Instructions to follow
Copy all the data exactly, except the pictures.
[[ Working data open ]]
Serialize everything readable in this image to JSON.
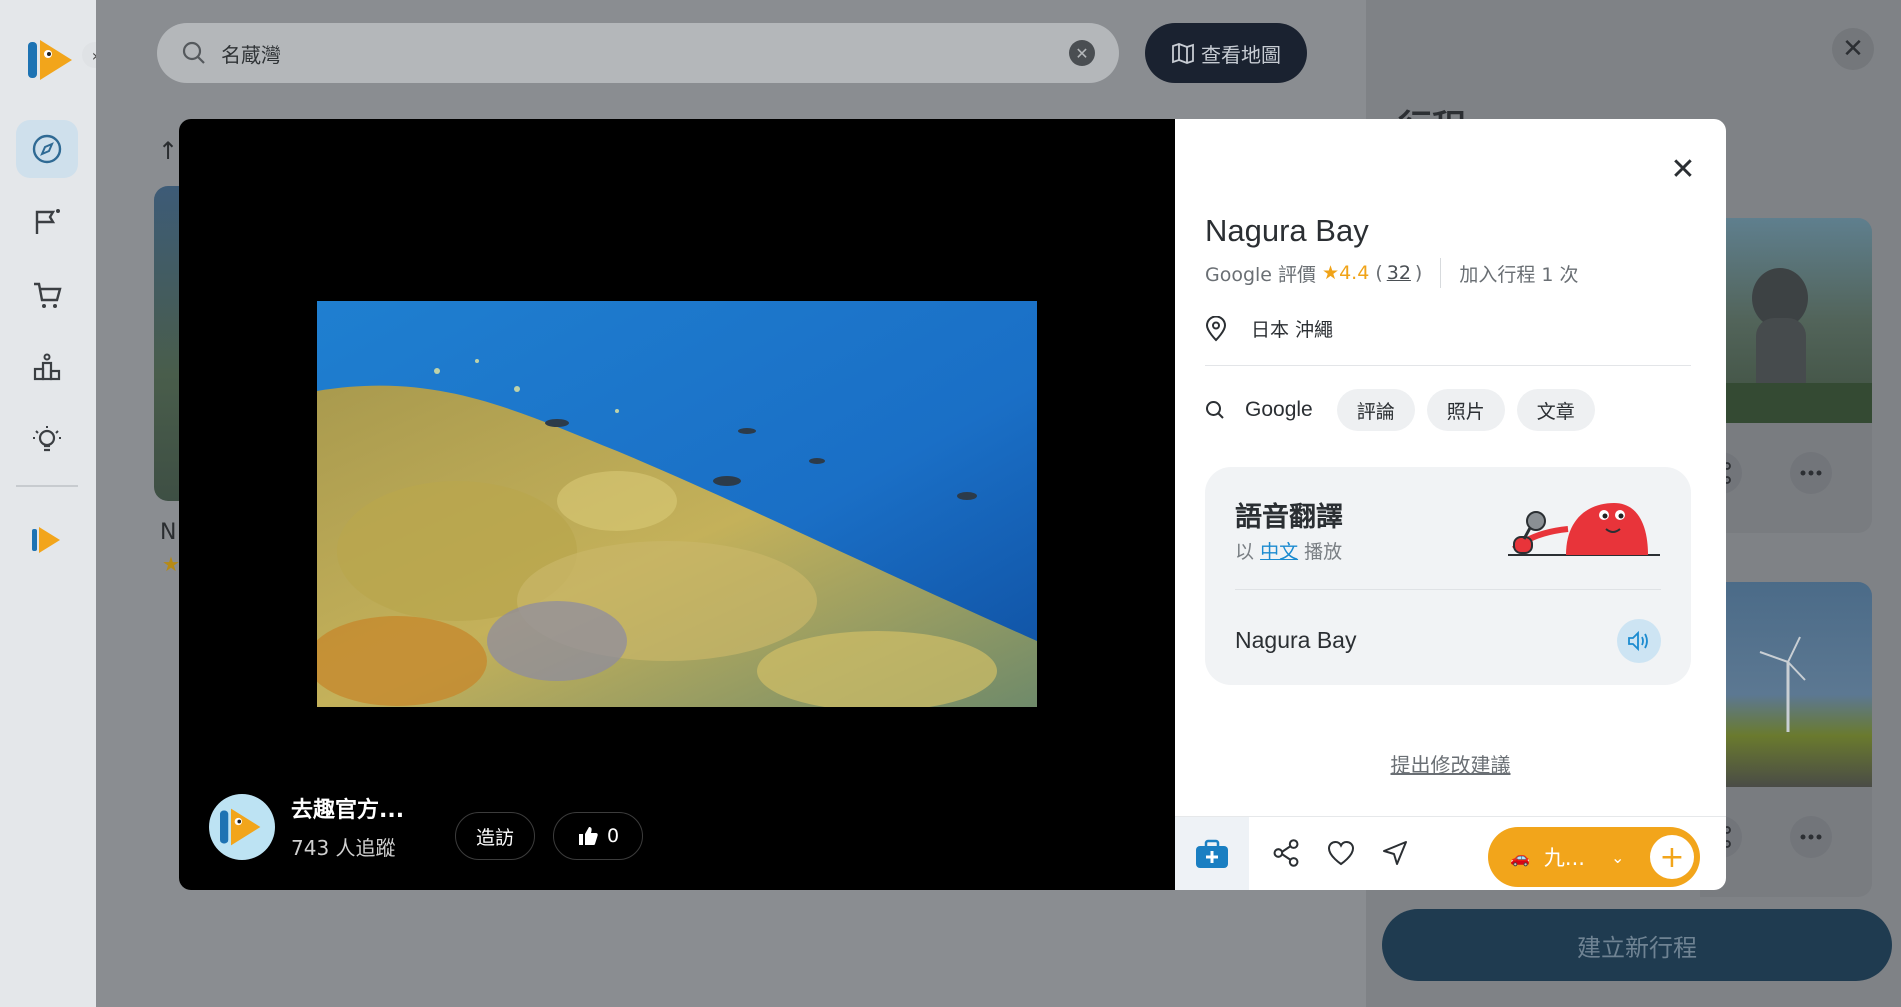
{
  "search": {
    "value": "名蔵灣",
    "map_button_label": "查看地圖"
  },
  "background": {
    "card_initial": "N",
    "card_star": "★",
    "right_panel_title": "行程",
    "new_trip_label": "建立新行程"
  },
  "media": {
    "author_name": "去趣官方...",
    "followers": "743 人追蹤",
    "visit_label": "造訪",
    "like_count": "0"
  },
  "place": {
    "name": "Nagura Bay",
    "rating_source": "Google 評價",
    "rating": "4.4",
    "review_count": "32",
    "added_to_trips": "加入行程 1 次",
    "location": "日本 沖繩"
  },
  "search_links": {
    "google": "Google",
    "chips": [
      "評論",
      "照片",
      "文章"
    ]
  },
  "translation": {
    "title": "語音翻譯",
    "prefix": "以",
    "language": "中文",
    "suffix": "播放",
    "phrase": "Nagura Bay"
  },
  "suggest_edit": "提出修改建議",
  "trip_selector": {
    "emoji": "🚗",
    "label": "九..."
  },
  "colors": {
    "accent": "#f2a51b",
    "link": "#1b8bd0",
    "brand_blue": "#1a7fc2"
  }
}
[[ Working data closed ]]
Result
Serialize everything readable in this image to JSON.
{
  "search": {
    "value": "名蔵灣",
    "map_button_label": "查看地圖"
  },
  "background": {
    "card_initial": "N",
    "card_star": "★",
    "right_panel_title": "行程",
    "new_trip_label": "建立新行程"
  },
  "media": {
    "author_name": "去趣官方...",
    "followers": "743 人追蹤",
    "visit_label": "造訪",
    "like_count": "0"
  },
  "place": {
    "name": "Nagura Bay",
    "rating_source": "Google 評價",
    "rating": "4.4",
    "review_count": "32",
    "added_to_trips": "加入行程 1 次",
    "location": "日本 沖繩"
  },
  "search_links": {
    "google": "Google",
    "chips": [
      "評論",
      "照片",
      "文章"
    ]
  },
  "translation": {
    "title": "語音翻譯",
    "prefix": "以",
    "language": "中文",
    "suffix": "播放",
    "phrase": "Nagura Bay"
  },
  "suggest_edit": "提出修改建議",
  "trip_selector": {
    "emoji": "🚗",
    "label": "九..."
  },
  "colors": {
    "accent": "#f2a51b",
    "link": "#1b8bd0",
    "brand_blue": "#1a7fc2"
  }
}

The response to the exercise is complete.